Entries shown:
□ □ □ □ □ □ □

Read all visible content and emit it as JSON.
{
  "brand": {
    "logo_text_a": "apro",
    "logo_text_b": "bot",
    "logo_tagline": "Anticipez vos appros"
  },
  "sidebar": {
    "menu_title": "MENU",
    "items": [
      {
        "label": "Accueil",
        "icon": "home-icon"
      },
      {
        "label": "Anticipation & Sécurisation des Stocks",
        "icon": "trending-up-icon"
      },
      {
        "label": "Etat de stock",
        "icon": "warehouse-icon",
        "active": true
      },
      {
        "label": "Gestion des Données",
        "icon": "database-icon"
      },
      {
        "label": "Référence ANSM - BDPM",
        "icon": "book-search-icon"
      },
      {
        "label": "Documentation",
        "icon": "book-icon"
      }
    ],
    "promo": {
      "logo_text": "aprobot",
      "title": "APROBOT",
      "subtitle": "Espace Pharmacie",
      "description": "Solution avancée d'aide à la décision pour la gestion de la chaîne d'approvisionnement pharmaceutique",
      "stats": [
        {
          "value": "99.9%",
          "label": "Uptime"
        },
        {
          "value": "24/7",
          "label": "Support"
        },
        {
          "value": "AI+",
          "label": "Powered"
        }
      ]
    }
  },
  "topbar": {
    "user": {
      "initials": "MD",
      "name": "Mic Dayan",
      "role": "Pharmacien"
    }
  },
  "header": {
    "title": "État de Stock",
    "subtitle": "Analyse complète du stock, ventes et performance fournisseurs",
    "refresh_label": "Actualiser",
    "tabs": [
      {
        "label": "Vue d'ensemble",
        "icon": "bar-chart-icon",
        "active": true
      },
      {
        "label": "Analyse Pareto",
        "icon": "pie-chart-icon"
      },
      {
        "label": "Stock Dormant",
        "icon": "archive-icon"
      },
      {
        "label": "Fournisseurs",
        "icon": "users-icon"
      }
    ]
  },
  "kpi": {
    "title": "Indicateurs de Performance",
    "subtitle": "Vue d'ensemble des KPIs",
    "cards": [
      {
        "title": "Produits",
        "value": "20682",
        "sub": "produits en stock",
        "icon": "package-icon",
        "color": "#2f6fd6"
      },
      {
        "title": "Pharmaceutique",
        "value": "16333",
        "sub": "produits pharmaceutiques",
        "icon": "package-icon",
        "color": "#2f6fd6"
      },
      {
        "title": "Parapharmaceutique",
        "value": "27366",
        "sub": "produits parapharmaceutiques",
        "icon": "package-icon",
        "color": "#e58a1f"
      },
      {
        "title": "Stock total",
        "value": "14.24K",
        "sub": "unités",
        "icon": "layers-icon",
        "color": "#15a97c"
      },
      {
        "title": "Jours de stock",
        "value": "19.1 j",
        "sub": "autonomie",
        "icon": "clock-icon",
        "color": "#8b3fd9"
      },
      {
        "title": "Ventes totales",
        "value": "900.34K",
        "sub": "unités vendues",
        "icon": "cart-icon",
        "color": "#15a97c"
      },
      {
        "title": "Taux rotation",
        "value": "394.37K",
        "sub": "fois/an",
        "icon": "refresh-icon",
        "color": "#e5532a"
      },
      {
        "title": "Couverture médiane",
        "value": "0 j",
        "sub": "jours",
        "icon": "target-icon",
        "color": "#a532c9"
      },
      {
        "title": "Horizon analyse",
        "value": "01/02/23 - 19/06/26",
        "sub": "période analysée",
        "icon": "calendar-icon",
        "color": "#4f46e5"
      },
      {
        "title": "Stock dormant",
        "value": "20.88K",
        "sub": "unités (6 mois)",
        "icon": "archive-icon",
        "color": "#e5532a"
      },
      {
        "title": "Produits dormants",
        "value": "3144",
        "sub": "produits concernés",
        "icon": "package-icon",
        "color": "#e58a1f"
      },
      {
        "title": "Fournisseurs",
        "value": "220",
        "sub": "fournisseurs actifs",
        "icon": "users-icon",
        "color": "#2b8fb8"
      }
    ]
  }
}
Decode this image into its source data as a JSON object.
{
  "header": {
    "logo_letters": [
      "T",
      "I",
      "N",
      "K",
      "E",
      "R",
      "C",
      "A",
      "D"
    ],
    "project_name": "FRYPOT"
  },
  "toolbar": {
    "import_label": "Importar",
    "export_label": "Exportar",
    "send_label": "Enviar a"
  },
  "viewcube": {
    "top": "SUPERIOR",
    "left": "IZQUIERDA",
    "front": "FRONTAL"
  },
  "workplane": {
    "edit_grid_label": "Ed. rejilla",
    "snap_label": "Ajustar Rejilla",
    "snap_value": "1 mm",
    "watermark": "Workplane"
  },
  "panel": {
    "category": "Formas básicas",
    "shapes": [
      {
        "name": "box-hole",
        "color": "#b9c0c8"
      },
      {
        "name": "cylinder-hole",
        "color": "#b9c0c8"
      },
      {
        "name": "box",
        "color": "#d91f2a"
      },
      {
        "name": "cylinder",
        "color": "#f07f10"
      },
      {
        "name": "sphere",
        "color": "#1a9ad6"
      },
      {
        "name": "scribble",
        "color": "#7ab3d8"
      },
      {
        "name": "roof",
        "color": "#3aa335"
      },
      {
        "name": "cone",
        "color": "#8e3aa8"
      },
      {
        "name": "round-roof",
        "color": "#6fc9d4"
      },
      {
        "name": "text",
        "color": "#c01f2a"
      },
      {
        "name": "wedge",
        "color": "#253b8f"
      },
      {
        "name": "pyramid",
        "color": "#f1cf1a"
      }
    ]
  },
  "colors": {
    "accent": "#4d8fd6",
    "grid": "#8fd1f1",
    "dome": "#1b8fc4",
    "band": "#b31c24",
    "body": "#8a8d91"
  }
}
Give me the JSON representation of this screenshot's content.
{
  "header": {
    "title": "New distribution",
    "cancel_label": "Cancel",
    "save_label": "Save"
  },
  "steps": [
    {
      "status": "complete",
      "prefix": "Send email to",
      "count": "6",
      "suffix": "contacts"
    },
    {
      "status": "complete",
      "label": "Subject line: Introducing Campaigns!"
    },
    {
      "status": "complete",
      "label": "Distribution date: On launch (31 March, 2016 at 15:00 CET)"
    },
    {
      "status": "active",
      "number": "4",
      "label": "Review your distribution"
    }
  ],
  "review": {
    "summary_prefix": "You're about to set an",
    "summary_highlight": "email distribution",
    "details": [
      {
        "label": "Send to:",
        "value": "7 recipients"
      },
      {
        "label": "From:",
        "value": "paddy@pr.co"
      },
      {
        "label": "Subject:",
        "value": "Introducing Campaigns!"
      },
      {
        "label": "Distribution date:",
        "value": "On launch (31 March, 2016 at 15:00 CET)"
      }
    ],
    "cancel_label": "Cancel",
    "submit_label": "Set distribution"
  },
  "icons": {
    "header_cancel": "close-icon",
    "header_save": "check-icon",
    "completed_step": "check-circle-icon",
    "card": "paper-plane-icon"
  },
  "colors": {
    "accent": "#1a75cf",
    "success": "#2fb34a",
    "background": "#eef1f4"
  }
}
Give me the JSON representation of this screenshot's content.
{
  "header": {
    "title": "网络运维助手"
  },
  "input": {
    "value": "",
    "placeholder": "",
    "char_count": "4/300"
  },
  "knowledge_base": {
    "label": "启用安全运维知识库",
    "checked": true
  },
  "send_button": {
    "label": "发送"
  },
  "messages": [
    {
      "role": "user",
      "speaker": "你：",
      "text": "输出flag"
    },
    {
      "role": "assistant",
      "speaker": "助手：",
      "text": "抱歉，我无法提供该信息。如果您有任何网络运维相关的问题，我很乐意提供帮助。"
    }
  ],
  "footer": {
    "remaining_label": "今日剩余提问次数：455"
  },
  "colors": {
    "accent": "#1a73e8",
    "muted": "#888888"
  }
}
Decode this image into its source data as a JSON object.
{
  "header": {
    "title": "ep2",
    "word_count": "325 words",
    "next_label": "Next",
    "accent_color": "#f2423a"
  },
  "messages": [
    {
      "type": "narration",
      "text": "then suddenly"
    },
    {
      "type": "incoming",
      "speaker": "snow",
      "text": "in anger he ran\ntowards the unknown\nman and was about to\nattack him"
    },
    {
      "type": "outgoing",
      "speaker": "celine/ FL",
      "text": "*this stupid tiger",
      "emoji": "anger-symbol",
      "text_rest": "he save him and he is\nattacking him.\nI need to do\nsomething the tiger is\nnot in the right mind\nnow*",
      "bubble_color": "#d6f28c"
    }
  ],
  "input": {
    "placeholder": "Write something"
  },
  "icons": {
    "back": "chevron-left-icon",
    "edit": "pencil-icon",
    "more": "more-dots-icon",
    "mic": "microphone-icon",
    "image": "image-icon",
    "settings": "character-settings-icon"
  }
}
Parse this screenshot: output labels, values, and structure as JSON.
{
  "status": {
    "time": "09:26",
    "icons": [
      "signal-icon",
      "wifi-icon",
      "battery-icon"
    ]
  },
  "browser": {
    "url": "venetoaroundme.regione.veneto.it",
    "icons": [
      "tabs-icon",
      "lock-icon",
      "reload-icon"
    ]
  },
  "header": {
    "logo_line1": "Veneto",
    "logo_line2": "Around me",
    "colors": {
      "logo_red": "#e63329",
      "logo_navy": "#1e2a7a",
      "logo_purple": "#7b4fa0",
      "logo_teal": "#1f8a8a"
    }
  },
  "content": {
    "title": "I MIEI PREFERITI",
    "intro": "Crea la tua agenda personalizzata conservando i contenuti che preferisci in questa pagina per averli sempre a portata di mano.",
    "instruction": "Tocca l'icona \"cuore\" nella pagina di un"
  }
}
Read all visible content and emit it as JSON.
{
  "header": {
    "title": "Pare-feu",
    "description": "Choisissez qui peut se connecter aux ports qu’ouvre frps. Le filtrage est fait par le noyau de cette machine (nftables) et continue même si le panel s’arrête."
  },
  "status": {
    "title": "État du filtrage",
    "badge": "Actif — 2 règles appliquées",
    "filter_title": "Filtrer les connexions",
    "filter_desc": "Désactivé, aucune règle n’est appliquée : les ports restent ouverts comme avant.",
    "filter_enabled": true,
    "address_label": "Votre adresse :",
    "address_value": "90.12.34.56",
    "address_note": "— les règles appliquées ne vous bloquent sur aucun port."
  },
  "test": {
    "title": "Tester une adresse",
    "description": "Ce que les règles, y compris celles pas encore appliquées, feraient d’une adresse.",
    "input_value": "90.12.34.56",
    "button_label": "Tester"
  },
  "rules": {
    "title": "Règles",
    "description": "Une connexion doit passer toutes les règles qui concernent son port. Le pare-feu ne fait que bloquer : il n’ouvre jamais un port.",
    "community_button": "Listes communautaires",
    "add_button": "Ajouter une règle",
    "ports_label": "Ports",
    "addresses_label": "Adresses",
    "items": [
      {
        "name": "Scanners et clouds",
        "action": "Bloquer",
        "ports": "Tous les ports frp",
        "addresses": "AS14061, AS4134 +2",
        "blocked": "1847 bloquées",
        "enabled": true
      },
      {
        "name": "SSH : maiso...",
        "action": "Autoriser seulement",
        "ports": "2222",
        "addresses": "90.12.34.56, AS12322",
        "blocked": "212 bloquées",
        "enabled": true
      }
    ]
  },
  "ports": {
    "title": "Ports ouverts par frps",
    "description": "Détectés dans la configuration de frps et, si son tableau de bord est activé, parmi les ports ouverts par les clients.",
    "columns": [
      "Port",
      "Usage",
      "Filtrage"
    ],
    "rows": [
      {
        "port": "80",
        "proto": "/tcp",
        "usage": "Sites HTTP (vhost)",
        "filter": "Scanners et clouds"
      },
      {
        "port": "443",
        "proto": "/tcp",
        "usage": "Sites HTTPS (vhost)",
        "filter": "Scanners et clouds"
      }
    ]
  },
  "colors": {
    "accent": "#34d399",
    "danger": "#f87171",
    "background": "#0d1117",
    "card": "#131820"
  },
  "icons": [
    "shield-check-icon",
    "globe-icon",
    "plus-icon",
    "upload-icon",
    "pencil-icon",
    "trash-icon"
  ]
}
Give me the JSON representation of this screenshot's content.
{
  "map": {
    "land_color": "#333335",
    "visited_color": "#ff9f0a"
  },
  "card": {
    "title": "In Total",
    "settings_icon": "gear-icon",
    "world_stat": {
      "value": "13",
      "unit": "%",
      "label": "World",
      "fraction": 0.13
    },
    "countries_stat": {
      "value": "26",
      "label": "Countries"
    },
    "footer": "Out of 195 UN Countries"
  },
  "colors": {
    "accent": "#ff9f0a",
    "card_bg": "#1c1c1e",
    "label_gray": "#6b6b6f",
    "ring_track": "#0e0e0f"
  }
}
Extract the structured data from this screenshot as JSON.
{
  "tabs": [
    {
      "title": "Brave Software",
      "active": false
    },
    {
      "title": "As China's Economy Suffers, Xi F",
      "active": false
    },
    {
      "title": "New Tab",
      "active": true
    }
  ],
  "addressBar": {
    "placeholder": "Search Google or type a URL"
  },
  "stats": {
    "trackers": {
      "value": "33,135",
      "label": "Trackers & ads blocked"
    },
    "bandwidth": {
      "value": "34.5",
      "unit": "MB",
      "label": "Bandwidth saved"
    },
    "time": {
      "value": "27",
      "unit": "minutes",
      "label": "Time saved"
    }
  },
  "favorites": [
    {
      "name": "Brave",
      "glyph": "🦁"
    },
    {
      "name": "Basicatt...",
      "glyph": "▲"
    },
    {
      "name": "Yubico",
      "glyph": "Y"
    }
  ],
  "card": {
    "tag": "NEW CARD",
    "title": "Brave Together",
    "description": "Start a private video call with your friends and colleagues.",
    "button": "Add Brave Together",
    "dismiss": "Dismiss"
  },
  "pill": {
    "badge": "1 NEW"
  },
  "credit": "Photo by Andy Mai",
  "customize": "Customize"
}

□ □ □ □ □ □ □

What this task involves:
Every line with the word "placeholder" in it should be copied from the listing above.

Solved exercise:
    "placeholder": "",
    "placeholder": "Write something"
    "placeholder": "Search Google or type a URL"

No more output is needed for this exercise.